A scream pierces a silent theatre as the lights come up on stage left. Two girls, dressed identically, stand in front of a row of lockers. The girl on the left clutches an envelope in one fist and a letter in the other, visibly rattled. She utters one word, “deferred,” as her twin looks on in horror. After a back and forth exchange of disbelief, the second girl says “there’s always regular decision,” to which the first replies “No, they only take one.”
So begins peerless, a play about college admissions with a fatal twist. While the college admissions process is a harrowing experience under normal circumstances, peerless, a play written by Jiehae Park and directed by Steven Bogart, takes this anxiety to new levels. Currently produced by Company One Theatre (C1) in Rabb Hall at the Boston Public Library, peerless runs through May 27 at the Boston Public Library’s Central Library in Copley Square, the first time that a fully-staged production will occur in the space. In an effort to make the piece accessible to all, the event is pay-what-you-want with no minimum contribution.
Peerless focuses on twin sisters, M and L, whose devotion to one another may only be overshadowed by their desire to get into “The College.” L has stayed back a year so that M could get into The College first and thus help L get in with “sibling preference.” The show follows their downward spiral into madness after M gets deferred from early application.
Based loosely on Macbeth, peerless takes the classic work by William Shakespeare for a modern jaunt.

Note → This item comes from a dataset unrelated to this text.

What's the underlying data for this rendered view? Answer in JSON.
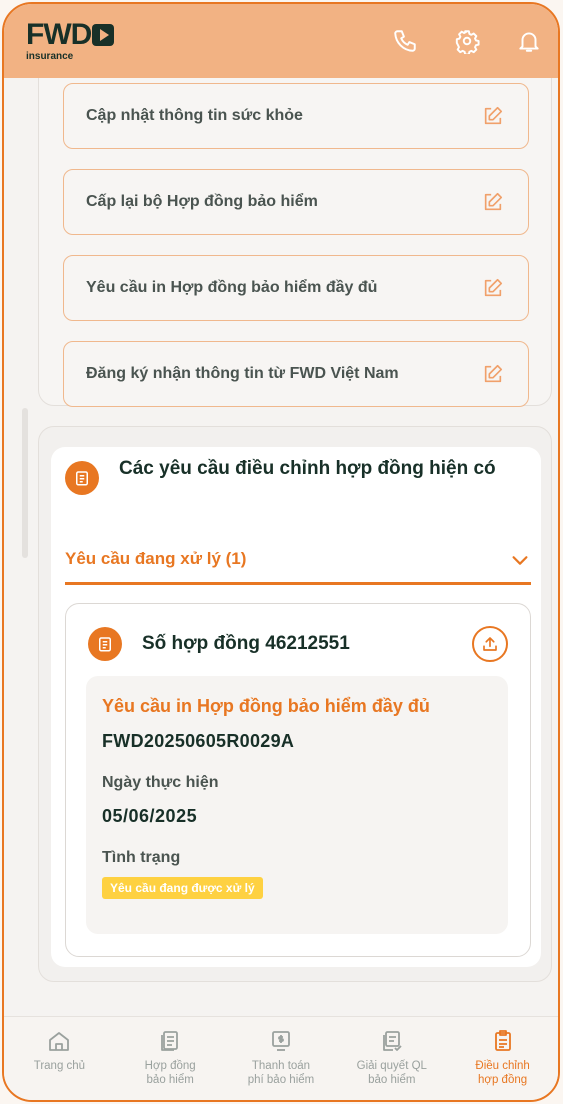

Instead of witches, peerless includes an ostracized “Dirty Girl,” a loner serving as the play’s stereotypical student who doesn’t quite fit in. Rumors swill around her, only adding to the mystique of her weird utterings and the influence they have over M and L. M and L essentially become Macbeth and Lady Macbeth respectively. Both are driven and determined, and L becomes M’s motivator when the increasingly dire consequences of their actions begin plaguing her conscience. The girls murder their way into gaining admittance, killing off boyfriends and schoolmates in an attempt to get the “one spot” that was taken from them.
Playwright Jiehae Park found inspiration for M and L from the infamous Gibbons twins, June and Jennifer, identical girls who grew up in Wales in the 1960s. June and Jennifer rarely spoke to other people, and moved very slowly, seemingly always in sync with each other. Their story is crime ridden, and resulted in the mysterious death of Jennifer at the age of 29.
Much of the dialogue between the girls is fast paced, with one always finishing the other’s sentence. Kim Klasner and Khloe Alice Lin, who play M and L, respectively, did a lot of work outside of rehearsal to craft the relationship between the sisters. They talked about their own high school experiences, and what they thought the childhood of characters like L and M would be like.
And, according to Klasner, each spent lots and lots of time perfecting the back and forth dialogue. Their hard work is evident, as they seamlessly deliver the line “Me.” “And then-” “You.” “You.” “And then-” “Me.” It is a mantra that they repeat throughout the show as they go about their evil deeds, reaffirming that all they do is with the end goal of both of them attending “The College.”
The versatile set allows the actors to move fluidly from one scene to another, giving the show, which runs for an hour and a half without intermission, an easy pace that keeps the audience engaged. Lighting and sound design complement the story and acting, matching the descent of M and L into madness.
The show deals with a number of hot button issues, including race and suicide. At one point, when the twins are discussing why M was deferred, she says “but I’m a double minority—Asian and a woman!” At another, there is a frank discussion of suicidal thoughts. While the play is a dark satire of the process of college admissions, it also doesn’t lack genuinely humorous moments. Klasner, who plays M, feels that the show does a good job of balancing the heavier topics with the lighter ones, and using them to complement each other. “[It] makes you laugh and catches you off-guard,” she said. “It gives people a good way to approach a topic that usually is hard to bring up.”
In the end, however, peerless wants to grab your attention and make you think.
“We are all just excited to put it out there and talk about everything,” Klasner said. “Our goal is to start conversations.”
Featured Image by MaryElizabeth Mooney / Heights Staff